We are so lucky to be at that stage where our books are bought and read. I keep all my rejection letters, because it is good to remind myself of the journey I have been on to get here. So I thought I'd end this blog by sharing one little gem of a letter. It's from a very well known literary agency, and runs thus:

'' I am very selective in the clients that I take on and I was not sufficiently enthusiastic about your work to be able to offer to handle it.''

The 'work' in question was a teen novel called 'Jigsaw', which was eventually taken by OUP, went up for 2 awards and was on the Carnegie long-list. Gentle blog-readers, I rest my case.

Sunday 1 July 2012

The Lonely Art of the Lonely Heart

So I'm idling through the Guardian's 'Soulmates' column, as you do because it has good adjectives, and I am struck by the number of ladies and gentlemen who are looking for lurve - or possibly romance, friendship, affection, a good time, adventure, passion or felicity (yup, copied that last from someone's ad.)

Which makes me think that nothing really changes, does it? I have just finished reading a brilliant book called Shapely Ankle Preferr'd  by Francesca Beauman. It is the history of the Lonely Hearts Ad from 1695 -2010. Yes, that is not a typo!

Admittedly I know I am lucky, in that Beloved Husband and I have been married for 37 years come this September, and although those of you who know us well would say that in our case it is definitely Mr Chalk wed Ms Cheese, we go along amicably and are looking forward to growing even older together. We still make each other laugh. A lot. In his case, every time I open my mouth and say something about football.

Others do not have such good fortune. 'Good fortune' being the critical attribute. To snare Mr Right in the 17th century, it was not so much GSOH as ''Comeliness, Prudence, and 5 or 600l. in Money, Land or Joynture'' that would guarantee you an admirer quicker than you could say knife. Or wife.

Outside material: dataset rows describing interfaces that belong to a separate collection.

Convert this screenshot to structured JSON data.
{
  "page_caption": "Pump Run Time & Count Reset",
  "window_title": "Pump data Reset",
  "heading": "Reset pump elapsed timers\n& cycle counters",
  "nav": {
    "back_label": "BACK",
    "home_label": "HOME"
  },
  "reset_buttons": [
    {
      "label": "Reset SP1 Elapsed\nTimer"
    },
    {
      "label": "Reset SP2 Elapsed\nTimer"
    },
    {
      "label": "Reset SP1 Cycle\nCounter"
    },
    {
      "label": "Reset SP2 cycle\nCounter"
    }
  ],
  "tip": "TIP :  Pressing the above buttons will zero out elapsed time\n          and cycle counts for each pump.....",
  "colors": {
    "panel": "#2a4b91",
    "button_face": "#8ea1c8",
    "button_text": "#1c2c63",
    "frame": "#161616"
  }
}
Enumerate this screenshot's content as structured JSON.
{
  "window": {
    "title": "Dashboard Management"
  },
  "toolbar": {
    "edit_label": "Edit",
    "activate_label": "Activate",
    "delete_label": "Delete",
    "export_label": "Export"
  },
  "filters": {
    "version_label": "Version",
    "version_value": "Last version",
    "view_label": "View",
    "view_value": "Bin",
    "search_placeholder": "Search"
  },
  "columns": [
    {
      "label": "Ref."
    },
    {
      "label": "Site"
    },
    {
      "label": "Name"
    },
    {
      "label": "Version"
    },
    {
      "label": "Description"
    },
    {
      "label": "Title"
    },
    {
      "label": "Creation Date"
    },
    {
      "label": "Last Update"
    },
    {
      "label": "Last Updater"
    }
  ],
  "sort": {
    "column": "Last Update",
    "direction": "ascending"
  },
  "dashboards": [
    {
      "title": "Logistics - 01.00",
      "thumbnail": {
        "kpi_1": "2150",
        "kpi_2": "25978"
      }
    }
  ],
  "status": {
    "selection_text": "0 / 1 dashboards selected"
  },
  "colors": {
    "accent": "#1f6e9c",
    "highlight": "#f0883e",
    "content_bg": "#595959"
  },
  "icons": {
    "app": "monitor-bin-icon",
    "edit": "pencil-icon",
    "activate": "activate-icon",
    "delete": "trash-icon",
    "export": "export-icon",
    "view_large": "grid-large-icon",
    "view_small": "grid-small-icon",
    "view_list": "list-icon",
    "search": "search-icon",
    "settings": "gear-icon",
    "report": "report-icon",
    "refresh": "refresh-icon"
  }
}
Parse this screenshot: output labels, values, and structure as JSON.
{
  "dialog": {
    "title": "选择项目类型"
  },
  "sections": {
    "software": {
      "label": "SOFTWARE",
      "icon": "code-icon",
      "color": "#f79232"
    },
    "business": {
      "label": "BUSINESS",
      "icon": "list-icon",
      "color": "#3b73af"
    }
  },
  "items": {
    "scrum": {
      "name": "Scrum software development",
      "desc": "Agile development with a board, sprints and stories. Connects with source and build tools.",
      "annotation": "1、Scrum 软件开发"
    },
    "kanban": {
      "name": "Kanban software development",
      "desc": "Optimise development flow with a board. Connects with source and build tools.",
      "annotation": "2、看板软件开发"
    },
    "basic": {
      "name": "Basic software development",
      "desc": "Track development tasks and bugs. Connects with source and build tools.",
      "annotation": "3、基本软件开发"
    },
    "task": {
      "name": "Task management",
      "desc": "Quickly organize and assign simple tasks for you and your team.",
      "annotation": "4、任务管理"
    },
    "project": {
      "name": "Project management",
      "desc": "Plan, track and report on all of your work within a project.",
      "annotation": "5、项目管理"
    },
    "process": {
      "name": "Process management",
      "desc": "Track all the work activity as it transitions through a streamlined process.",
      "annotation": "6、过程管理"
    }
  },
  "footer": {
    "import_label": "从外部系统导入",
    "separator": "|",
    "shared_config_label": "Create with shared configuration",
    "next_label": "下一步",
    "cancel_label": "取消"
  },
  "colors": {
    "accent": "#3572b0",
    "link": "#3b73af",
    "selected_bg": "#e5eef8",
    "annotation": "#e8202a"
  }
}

By the 1700's, there were fifty-three newspapers all containing lonely heart ads of one sort or another. I was fairly gobsmacked at the audacity of one advertiser who wrote: ''A young man wants a wife with two or three hundred pounds; or the money will do without the wife - whoever will advance it shall have 5%'' (Daily Advertiser 1759) Not for nothing did Jane Austen pen those famous words at the beginning of Pride and Prejudice that: '...a young man in possession of a good fortune ... must be in want of a wife.'

In a way, I guess we are more fortunate (sic) in that money does not feature quite so prominently in today's search for love, though I'm sure it lurks behind the scene, gurning happily. Even so, it is sad that in our digital, well connected age, when we are all supposed to be only 6 steps away from each other (or possibly 6 feet away from the nearest rat, can't remember, but maybe not inapposite, given the topic) that there are still so many lonely folk around.

And oh my! So many over 60's! Maybe I'll hang on to Beloved Husband for a bit longer. I can't see anyone going for: Totally batty writer (62), likes cake, cats, 2CV's and prosecco. Knows absolutely zip about football ...  can you?